Advertisers have approached her to film commercials; financial managers have offered to manage her finances and other well-wishers have offered to donate money. She rejects these advances politely. “It is easy to return borrowed money, but difficult to return a favour,” she said.
“I have to be very careful in handling money matters,” she added. Even when customers tip her, she refuses to accept. “Buying from my stall is already a form of support,” she explained.
The only commercial Ms Chen was willing to take on was for the Bureau of National Health Insurance, in memory of her beloved mother. She requested all shoots be done beside her stall so as not to affect her business. The only payment she was willing to accept was a black T-shirt given by the Bureau.
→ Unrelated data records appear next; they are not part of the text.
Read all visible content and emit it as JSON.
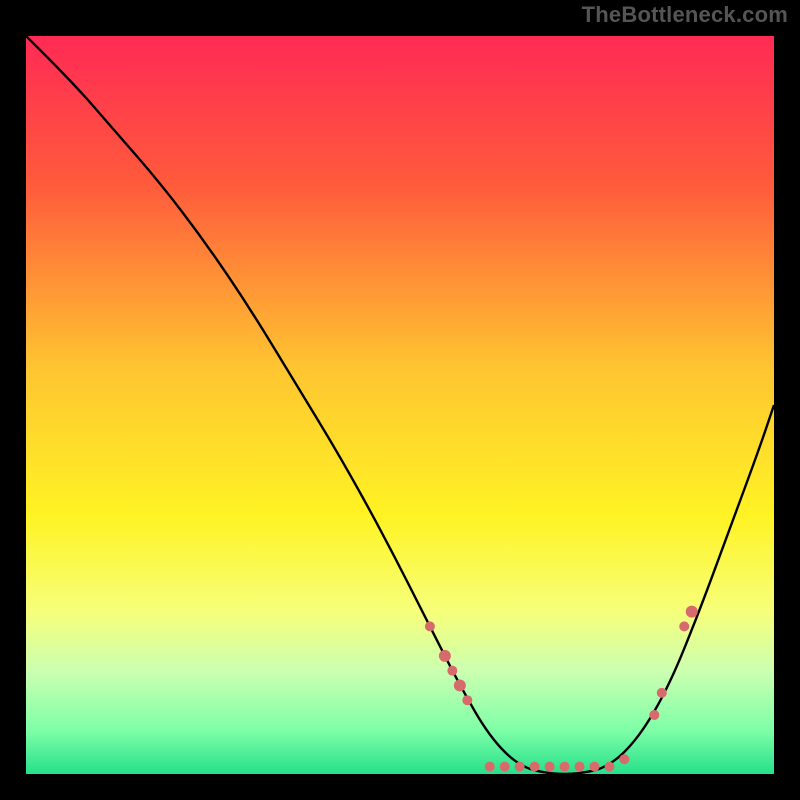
{
  "watermark": "TheBottleneck.com",
  "chart_data": {
    "type": "line",
    "title": "",
    "xlabel": "",
    "ylabel": "",
    "xlim": [
      0,
      100
    ],
    "ylim": [
      0,
      100
    ],
    "grid": false,
    "legend": false,
    "gradient_stops": [
      {
        "offset": 0,
        "color": "#ff2a55"
      },
      {
        "offset": 20,
        "color": "#ff5a3c"
      },
      {
        "offset": 45,
        "color": "#ffc531"
      },
      {
        "offset": 65,
        "color": "#fff324"
      },
      {
        "offset": 78,
        "color": "#f6ff7a"
      },
      {
        "offset": 86,
        "color": "#ccffb0"
      },
      {
        "offset": 94,
        "color": "#7fffa8"
      },
      {
        "offset": 100,
        "color": "#26e08a"
      }
    ],
    "series": [
      {
        "name": "bottleneck-curve",
        "x": [
          0,
          6,
          12,
          18,
          24,
          30,
          36,
          42,
          48,
          54,
          58,
          62,
          66,
          70,
          74,
          78,
          82,
          86,
          90,
          94,
          98,
          100
        ],
        "y": [
          100,
          94,
          87,
          80,
          72,
          63,
          53,
          43,
          32,
          20,
          12,
          5,
          1,
          0,
          0,
          1,
          5,
          12,
          22,
          33,
          44,
          50
        ]
      }
    ],
    "markers": {
      "name": "highlighted-points",
      "color": "#d76a6a",
      "points": [
        {
          "x": 54,
          "y": 20,
          "r": 5
        },
        {
          "x": 56,
          "y": 16,
          "r": 6
        },
        {
          "x": 57,
          "y": 14,
          "r": 5
        },
        {
          "x": 58,
          "y": 12,
          "r": 6
        },
        {
          "x": 59,
          "y": 10,
          "r": 5
        },
        {
          "x": 62,
          "y": 1,
          "r": 5
        },
        {
          "x": 64,
          "y": 1,
          "r": 5
        },
        {
          "x": 66,
          "y": 1,
          "r": 5
        },
        {
          "x": 68,
          "y": 1,
          "r": 5
        },
        {
          "x": 70,
          "y": 1,
          "r": 5
        },
        {
          "x": 72,
          "y": 1,
          "r": 5
        },
        {
          "x": 74,
          "y": 1,
          "r": 5
        },
        {
          "x": 76,
          "y": 1,
          "r": 5
        },
        {
          "x": 78,
          "y": 1,
          "r": 5
        },
        {
          "x": 80,
          "y": 2,
          "r": 5
        },
        {
          "x": 84,
          "y": 8,
          "r": 5
        },
        {
          "x": 85,
          "y": 11,
          "r": 5
        },
        {
          "x": 88,
          "y": 20,
          "r": 5
        },
        {
          "x": 89,
          "y": 22,
          "r": 6
        }
      ]
    }
  }
}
Since her return from New York, Ms Chen has been working even longer hours. She has a new goal: To collect NT$10 million to set up a Chen Shu-chu Bursary aimed at helping poor children pay for school fees and medical bills, things she could not afford as a child. “All I need is to sell a few more vegetables, save a little more money, in addition to a number of insurance policies that are near the end of their term. A lot of people are also willing to donate. I am sure there won’t be any problems,” she said.
Mr Li, who treats Ms Chen like a sister, said that setting up the bursary is actually a good way to let her retire from selling vegetables and start influencing society with her reputation, in the hope that there will be more generous “Chen Shu-chus”.
As for Ms Chen, she said: “My philosophy in life is simple: If doing something makes you worried, then it must be a wrong thing. If it makes you happy, then you must have done the right thing. What others say is not important.”
She is content with what she has and feels that as long as she “lives a life she wishes for and does the things she wants, that is good enough”.